_DIRECTIONS_
Please copy out every line in the entries that includes the word "title".

Data entries
↓

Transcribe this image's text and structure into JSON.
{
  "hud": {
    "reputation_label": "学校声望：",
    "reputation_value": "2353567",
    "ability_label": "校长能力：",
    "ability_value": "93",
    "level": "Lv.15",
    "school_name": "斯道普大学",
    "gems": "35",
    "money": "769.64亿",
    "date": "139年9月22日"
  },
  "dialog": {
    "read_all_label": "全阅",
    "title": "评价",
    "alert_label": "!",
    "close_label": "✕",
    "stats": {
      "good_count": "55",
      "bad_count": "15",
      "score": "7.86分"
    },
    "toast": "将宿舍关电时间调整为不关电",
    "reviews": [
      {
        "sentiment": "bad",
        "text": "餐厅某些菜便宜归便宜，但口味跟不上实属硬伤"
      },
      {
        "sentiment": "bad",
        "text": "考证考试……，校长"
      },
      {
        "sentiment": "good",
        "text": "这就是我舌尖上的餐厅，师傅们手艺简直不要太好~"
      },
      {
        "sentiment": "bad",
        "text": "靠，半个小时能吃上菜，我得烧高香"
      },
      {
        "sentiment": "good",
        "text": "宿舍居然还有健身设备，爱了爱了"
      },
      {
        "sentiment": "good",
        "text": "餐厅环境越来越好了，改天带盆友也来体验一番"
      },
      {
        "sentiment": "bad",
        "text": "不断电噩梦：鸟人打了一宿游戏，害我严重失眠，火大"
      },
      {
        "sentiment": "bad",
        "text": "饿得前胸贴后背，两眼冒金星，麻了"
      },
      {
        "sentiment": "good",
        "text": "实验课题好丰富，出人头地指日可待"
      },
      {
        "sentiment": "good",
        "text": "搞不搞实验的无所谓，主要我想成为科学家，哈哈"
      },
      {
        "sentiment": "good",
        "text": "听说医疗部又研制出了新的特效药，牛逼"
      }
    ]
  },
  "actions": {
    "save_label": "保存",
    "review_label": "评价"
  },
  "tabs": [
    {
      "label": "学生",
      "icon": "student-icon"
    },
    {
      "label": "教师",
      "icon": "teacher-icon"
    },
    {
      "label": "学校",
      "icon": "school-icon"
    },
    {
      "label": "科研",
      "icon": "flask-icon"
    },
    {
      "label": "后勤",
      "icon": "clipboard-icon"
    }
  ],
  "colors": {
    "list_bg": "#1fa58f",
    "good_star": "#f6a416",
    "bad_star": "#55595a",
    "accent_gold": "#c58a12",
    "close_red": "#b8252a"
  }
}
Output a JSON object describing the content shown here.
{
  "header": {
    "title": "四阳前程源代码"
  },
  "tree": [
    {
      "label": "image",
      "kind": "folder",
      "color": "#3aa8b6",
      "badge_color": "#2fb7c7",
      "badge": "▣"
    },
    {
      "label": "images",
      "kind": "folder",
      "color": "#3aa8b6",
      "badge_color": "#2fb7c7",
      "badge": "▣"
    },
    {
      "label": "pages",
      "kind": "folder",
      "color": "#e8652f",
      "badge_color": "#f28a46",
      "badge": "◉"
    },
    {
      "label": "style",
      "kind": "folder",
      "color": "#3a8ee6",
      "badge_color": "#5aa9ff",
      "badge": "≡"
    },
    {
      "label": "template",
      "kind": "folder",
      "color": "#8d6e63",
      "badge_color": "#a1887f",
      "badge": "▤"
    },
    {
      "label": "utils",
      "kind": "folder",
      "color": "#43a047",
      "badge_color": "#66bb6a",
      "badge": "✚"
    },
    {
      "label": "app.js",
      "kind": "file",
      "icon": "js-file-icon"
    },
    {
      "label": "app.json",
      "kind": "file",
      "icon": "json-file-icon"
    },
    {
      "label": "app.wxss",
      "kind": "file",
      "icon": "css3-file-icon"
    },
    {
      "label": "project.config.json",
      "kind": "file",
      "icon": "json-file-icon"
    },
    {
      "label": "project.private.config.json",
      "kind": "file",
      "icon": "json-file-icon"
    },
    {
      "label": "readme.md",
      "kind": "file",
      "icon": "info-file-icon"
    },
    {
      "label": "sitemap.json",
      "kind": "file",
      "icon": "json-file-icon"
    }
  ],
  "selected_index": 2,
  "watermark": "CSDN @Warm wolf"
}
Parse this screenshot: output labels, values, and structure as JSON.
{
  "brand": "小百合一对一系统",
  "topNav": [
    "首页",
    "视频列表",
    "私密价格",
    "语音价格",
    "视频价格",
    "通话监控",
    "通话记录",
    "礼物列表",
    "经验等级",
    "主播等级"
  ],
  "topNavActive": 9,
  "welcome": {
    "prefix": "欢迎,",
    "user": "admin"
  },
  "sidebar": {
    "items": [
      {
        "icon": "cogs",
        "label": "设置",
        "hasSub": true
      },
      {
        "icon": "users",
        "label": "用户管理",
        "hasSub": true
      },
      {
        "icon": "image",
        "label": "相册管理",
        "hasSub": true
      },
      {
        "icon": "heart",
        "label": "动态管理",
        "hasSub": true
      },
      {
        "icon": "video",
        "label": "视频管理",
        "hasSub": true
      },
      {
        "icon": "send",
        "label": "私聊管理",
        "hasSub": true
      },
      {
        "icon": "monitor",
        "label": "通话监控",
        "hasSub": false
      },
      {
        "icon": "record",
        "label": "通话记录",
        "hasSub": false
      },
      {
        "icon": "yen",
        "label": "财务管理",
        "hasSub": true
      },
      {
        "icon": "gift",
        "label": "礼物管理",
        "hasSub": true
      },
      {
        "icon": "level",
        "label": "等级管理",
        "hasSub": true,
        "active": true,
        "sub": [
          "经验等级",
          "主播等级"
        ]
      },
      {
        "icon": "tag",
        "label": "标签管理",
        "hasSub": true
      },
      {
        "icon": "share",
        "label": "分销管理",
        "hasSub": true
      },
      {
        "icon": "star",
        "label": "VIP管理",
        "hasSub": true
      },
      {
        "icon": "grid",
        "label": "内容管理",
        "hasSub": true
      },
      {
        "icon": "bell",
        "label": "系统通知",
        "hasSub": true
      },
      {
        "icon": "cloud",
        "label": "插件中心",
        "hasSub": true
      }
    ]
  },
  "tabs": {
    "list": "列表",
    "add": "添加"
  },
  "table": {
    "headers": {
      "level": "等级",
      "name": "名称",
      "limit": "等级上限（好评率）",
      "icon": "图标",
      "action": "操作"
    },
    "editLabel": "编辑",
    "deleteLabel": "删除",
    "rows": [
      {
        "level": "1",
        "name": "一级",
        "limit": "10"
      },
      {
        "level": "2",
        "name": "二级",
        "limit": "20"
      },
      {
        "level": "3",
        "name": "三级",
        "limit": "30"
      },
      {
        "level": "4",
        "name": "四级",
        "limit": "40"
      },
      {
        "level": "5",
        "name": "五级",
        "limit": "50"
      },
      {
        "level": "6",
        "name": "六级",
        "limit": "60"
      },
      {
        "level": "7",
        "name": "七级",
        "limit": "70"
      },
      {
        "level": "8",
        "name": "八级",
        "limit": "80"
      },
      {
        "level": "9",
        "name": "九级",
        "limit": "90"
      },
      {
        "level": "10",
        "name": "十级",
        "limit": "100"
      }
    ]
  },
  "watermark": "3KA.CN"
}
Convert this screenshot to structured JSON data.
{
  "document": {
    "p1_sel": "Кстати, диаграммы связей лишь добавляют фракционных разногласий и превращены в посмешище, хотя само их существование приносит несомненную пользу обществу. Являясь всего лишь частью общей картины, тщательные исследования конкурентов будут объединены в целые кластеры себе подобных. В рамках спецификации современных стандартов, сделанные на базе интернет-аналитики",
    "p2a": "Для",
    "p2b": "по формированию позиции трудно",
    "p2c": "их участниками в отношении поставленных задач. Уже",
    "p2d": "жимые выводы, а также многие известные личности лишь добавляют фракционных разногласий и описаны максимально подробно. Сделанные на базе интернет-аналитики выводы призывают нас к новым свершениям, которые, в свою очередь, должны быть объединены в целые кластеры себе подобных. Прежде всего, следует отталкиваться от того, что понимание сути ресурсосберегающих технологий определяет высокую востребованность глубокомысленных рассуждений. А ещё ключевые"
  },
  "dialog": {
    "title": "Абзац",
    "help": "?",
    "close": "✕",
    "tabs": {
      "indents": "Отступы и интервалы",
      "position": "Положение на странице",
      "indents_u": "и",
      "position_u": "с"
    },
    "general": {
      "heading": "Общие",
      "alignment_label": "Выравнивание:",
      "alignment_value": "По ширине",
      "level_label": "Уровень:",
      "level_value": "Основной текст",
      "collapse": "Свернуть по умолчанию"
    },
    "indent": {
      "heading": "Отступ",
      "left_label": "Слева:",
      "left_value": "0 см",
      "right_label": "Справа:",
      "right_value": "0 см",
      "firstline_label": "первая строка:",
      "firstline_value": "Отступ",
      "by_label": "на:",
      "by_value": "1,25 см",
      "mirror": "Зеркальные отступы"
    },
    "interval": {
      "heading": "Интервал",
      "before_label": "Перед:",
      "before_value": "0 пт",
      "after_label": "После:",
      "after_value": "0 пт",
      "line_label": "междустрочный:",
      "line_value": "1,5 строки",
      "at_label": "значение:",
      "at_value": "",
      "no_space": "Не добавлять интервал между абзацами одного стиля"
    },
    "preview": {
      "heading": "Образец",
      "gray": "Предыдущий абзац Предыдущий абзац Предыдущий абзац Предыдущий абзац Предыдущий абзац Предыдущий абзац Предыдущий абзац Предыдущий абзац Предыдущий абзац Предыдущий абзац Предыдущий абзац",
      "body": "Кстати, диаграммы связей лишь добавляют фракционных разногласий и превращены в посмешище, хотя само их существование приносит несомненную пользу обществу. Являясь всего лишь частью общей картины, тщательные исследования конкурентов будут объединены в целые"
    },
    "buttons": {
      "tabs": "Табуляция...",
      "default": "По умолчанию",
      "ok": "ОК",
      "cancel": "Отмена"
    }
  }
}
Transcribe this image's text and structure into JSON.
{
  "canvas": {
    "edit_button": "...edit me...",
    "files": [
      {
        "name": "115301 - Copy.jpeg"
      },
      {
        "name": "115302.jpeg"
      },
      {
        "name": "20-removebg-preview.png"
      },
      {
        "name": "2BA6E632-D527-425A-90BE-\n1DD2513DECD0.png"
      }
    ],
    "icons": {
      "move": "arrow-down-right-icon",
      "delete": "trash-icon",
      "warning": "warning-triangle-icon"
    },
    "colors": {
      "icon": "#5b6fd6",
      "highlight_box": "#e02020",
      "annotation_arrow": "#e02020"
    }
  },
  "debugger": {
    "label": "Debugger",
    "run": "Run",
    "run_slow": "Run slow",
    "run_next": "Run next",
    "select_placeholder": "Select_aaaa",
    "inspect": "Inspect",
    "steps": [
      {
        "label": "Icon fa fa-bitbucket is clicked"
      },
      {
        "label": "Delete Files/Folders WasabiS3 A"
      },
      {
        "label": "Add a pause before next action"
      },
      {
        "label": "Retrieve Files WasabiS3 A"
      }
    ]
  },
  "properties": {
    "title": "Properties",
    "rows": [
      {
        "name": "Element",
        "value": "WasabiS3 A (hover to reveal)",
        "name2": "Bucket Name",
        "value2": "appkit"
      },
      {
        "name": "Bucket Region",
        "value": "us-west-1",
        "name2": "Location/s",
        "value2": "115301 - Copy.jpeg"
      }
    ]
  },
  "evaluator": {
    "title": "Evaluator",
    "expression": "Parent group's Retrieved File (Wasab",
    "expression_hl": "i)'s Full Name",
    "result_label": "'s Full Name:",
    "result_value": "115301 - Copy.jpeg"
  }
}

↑

_SOLUTION TO THIS TASK_
    "title": "评价",
    "title": "四阳前程源代码"
    "title": "Абзац",
    "title": "Properties",
    "title": "Evaluator",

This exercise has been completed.